§ How to complete this task
Look through the lines below and copy each one that includes "left".

§

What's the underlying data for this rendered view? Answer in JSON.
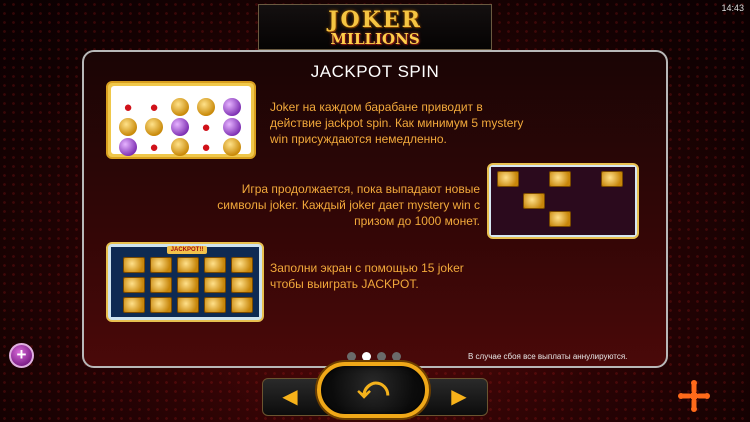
{
  "status": {
    "clock": "14:43"
  },
  "logo": {
    "top": "JOKER",
    "bottom": "MILLIONS"
  },
  "page": {
    "title": "JACKPOT SPIN",
    "paragraphs": [
      "Joker на каждом барабане приводит в действие jackpot spin. Как минимум 5 mystery win присуждаются немедленно.",
      "Игра продолжается, пока выпадают новые символы joker. Каждый joker дает mystery win с призом до 1000 монет.",
      "Заполни экран с помощью 15 joker чтобы выиграть JACKPOT."
    ],
    "thumb_banner": "JACKPOT!!",
    "disclaimer": "В случае сбоя все выплаты аннулируются."
  },
  "pager": {
    "count": 4,
    "active": 1
  },
  "controls": {
    "plus_label": "+",
    "prev_label": "◀",
    "next_label": "▶",
    "return_label": "⤺"
  },
  "colors": {
    "accent": "#f2a93b",
    "panel_border": "#b8b8b8",
    "button_gold": "#f0a818"
  },
  "icons": [
    "plus-icon",
    "arrow-left-icon",
    "arrow-right-icon",
    "return-icon",
    "yggdrasil-logo-icon"
  ]
}
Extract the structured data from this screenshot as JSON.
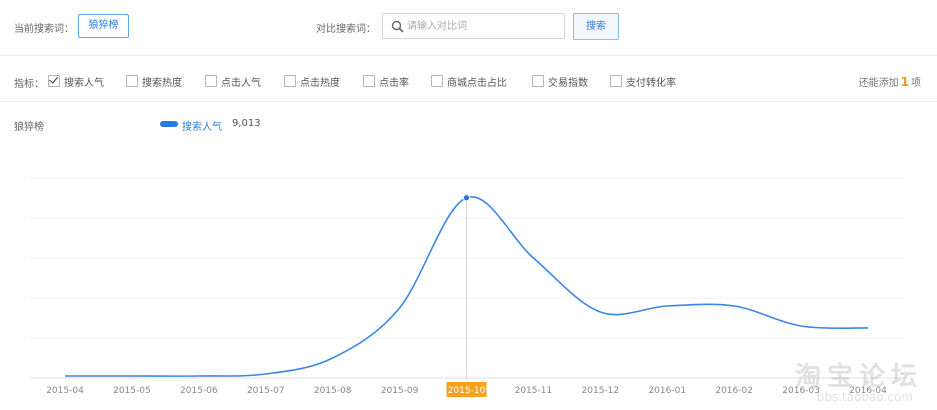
{
  "header": {
    "current_keyword_label": "当前搜索词：",
    "current_keyword": "狼猝榜",
    "compare_label": "对比搜索词：",
    "compare_placeholder": "请输入对比词",
    "search_button": "搜索"
  },
  "metrics": {
    "label": "指标：",
    "items": [
      {
        "label": "搜索人气",
        "checked": true
      },
      {
        "label": "搜索热度",
        "checked": false
      },
      {
        "label": "点击人气",
        "checked": false
      },
      {
        "label": "点击热度",
        "checked": false
      },
      {
        "label": "点击率",
        "checked": false
      },
      {
        "label": "商城点击占比",
        "checked": false
      },
      {
        "label": "交易指数",
        "checked": false
      },
      {
        "label": "支付转化率",
        "checked": false
      }
    ],
    "extra_prefix": "还能添加",
    "extra_count": "1",
    "extra_suffix": "项"
  },
  "legend": {
    "keyword": "狼猝榜",
    "series_name": "搜索人气",
    "series_value": "9,013"
  },
  "colors": {
    "accent": "#2d7fd6",
    "line": "#3c86e6",
    "highlight": "#f5a31a"
  },
  "chart_data": {
    "type": "line",
    "categories": [
      "2015-04",
      "2015-05",
      "2015-06",
      "2015-07",
      "2015-08",
      "2015-09",
      "2015-10",
      "2015-11",
      "2015-12",
      "2016-01",
      "2016-02",
      "2016-03",
      "2016-04"
    ],
    "series": [
      {
        "name": "搜索人气",
        "values": [
          100,
          100,
          100,
          200,
          1000,
          3500,
          9013,
          6000,
          3300,
          3600,
          3600,
          2600,
          2500
        ]
      }
    ],
    "highlight_category": "2015-10",
    "highlight_value": 9013,
    "ylim": [
      0,
      10000
    ],
    "grid": true,
    "legend_position": "top-left"
  },
  "watermark": {
    "text": "淘宝论坛",
    "url": "bbs.taobao.com"
  }
}
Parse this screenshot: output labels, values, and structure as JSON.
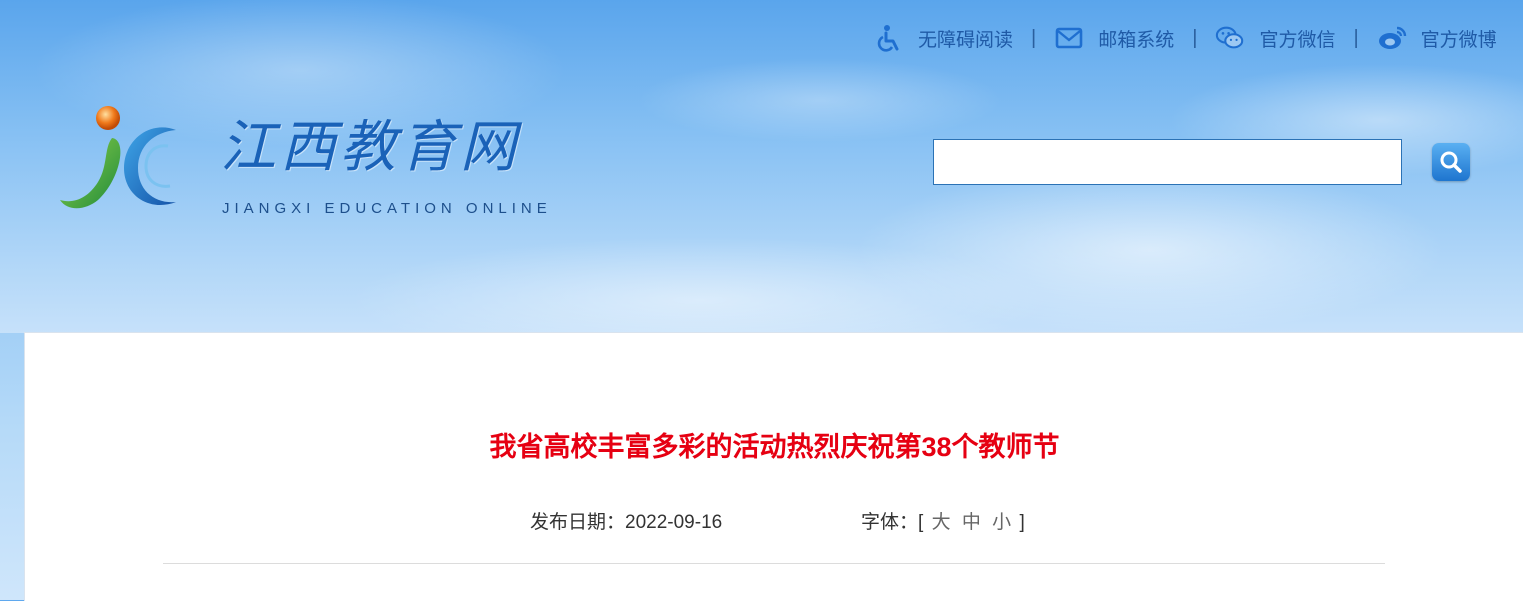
{
  "top_links": [
    {
      "label": "无障碍阅读",
      "icon": "accessibility-icon"
    },
    {
      "label": "邮箱系统",
      "icon": "mail-icon"
    },
    {
      "label": "官方微信",
      "icon": "wechat-icon"
    },
    {
      "label": "官方微博",
      "icon": "weibo-icon"
    }
  ],
  "separator": "|",
  "logo": {
    "title": "江西教育网",
    "subtitle": "JIANGXI EDUCATION ONLINE"
  },
  "search": {
    "value": "",
    "placeholder": "",
    "icon": "search-icon"
  },
  "article": {
    "title": "我省高校丰富多彩的活动热烈庆祝第38个教师节",
    "date_label": "发布日期：",
    "date": "2022-09-16",
    "font_label": "字体：",
    "bracket_open": "[",
    "bracket_close": "]",
    "font_sizes": [
      "大",
      "中",
      "小"
    ]
  },
  "colors": {
    "title_red": "#e60012",
    "link_blue": "#1f5aa6",
    "logo_blue": "#1a62b8"
  }
}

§

§ Output for this exercise
    "arrow-left-icon",
    "legend_position": "top-left"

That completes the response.